In summary, we show that the increase in PYY3–36 levels after GBP, but not after diet-induced weight loss, results from the surgical procedure, independently of weight loss. The changes of PYY3–36, ghrelin, and leptin levels, all important regulators of food intake and energy homeostasis, may explain, in part, the greater effectiveness of GBP in sustaining weight loss compared with diet. Understanding the mechanisms involved in the changes of these peptides after the surgery could lead to new treatments for obesity and related metabolic conditions.
The authors thank our volunteer participants, Ping Zhou and Yim Dam for their technical help with hormonal assays, Drs. James McGinty and Ninan Koshy for referring patients to the study, and Antonia Colarusso and Betty Kovacs for their help with recruitment and the diet-induced weight loss.
This work was funded by grants from the American Diabetes Association CR-7-05 CR-18, NIH R01-DK67561, GCRC 1 UL1 RR024156-02, ORC DK-26687, DERC DK-63068-05, and Amylin Investigator Initiated Studies Program. B.L. received grant support through Amylin Investigator Initiated Studies Program in 2007.
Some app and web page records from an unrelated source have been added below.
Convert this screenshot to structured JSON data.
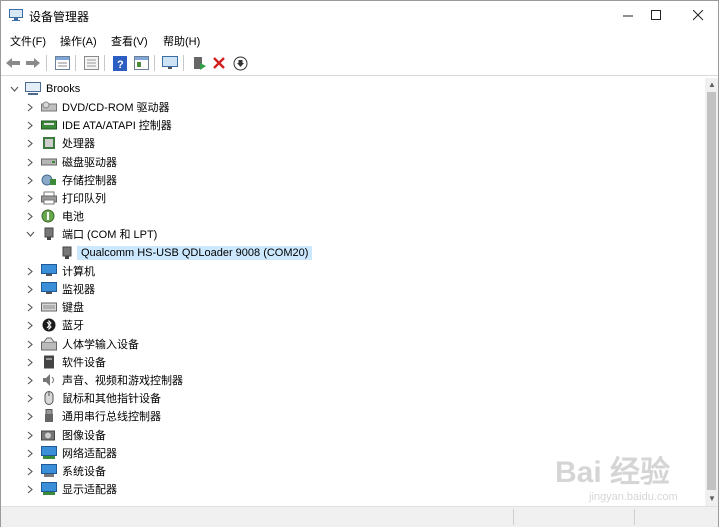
{
  "window": {
    "title": "设备管理器"
  },
  "menu": [
    "文件(F)",
    "操作(A)",
    "查看(V)",
    "帮助(H)"
  ],
  "toolbar_icons": [
    "back-icon",
    "forward-icon",
    "properties-icon",
    "show-hidden-icon",
    "help-icon",
    "view-icon",
    "monitor-icon",
    "enable-device-icon",
    "uninstall-icon",
    "update-driver-icon"
  ],
  "tree": {
    "root": "Brooks",
    "items": [
      {
        "label": "DVD/CD-ROM 驱动器",
        "icon": "dvd-drive-icon",
        "expanded": false
      },
      {
        "label": "IDE ATA/ATAPI 控制器",
        "icon": "ide-controller-icon",
        "expanded": false
      },
      {
        "label": "处理器",
        "icon": "processor-icon",
        "expanded": false
      },
      {
        "label": "磁盘驱动器",
        "icon": "disk-drive-icon",
        "expanded": false
      },
      {
        "label": "存储控制器",
        "icon": "storage-controller-icon",
        "expanded": false
      },
      {
        "label": "打印队列",
        "icon": "printer-icon",
        "expanded": false
      },
      {
        "label": "电池",
        "icon": "battery-icon",
        "expanded": false
      },
      {
        "label": "端口 (COM 和 LPT)",
        "icon": "port-icon",
        "expanded": true,
        "children": [
          {
            "label": "Qualcomm HS-USB QDLoader 9008 (COM20)",
            "icon": "port-device-icon",
            "selected": true
          }
        ]
      },
      {
        "label": "计算机",
        "icon": "computer-icon",
        "expanded": false
      },
      {
        "label": "监视器",
        "icon": "monitor-icon",
        "expanded": false
      },
      {
        "label": "键盘",
        "icon": "keyboard-icon",
        "expanded": false
      },
      {
        "label": "蓝牙",
        "icon": "bluetooth-icon",
        "expanded": false
      },
      {
        "label": "人体学输入设备",
        "icon": "hid-icon",
        "expanded": false
      },
      {
        "label": "软件设备",
        "icon": "software-device-icon",
        "expanded": false
      },
      {
        "label": "声音、视频和游戏控制器",
        "icon": "sound-icon",
        "expanded": false
      },
      {
        "label": "鼠标和其他指针设备",
        "icon": "mouse-icon",
        "expanded": false
      },
      {
        "label": "通用串行总线控制器",
        "icon": "usb-icon",
        "expanded": false
      },
      {
        "label": "图像设备",
        "icon": "camera-icon",
        "expanded": false
      },
      {
        "label": "网络适配器",
        "icon": "network-adapter-icon",
        "expanded": false
      },
      {
        "label": "系统设备",
        "icon": "system-device-icon",
        "expanded": false
      },
      {
        "label": "显示适配器",
        "icon": "display-adapter-icon",
        "expanded": false
      }
    ]
  },
  "watermark": {
    "main": "Bai 经验",
    "sub": "jingyan.baidu.com"
  }
}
J.T., B.B., H.S., T.C., M.B., H.L., and B.O. have nothing to declare.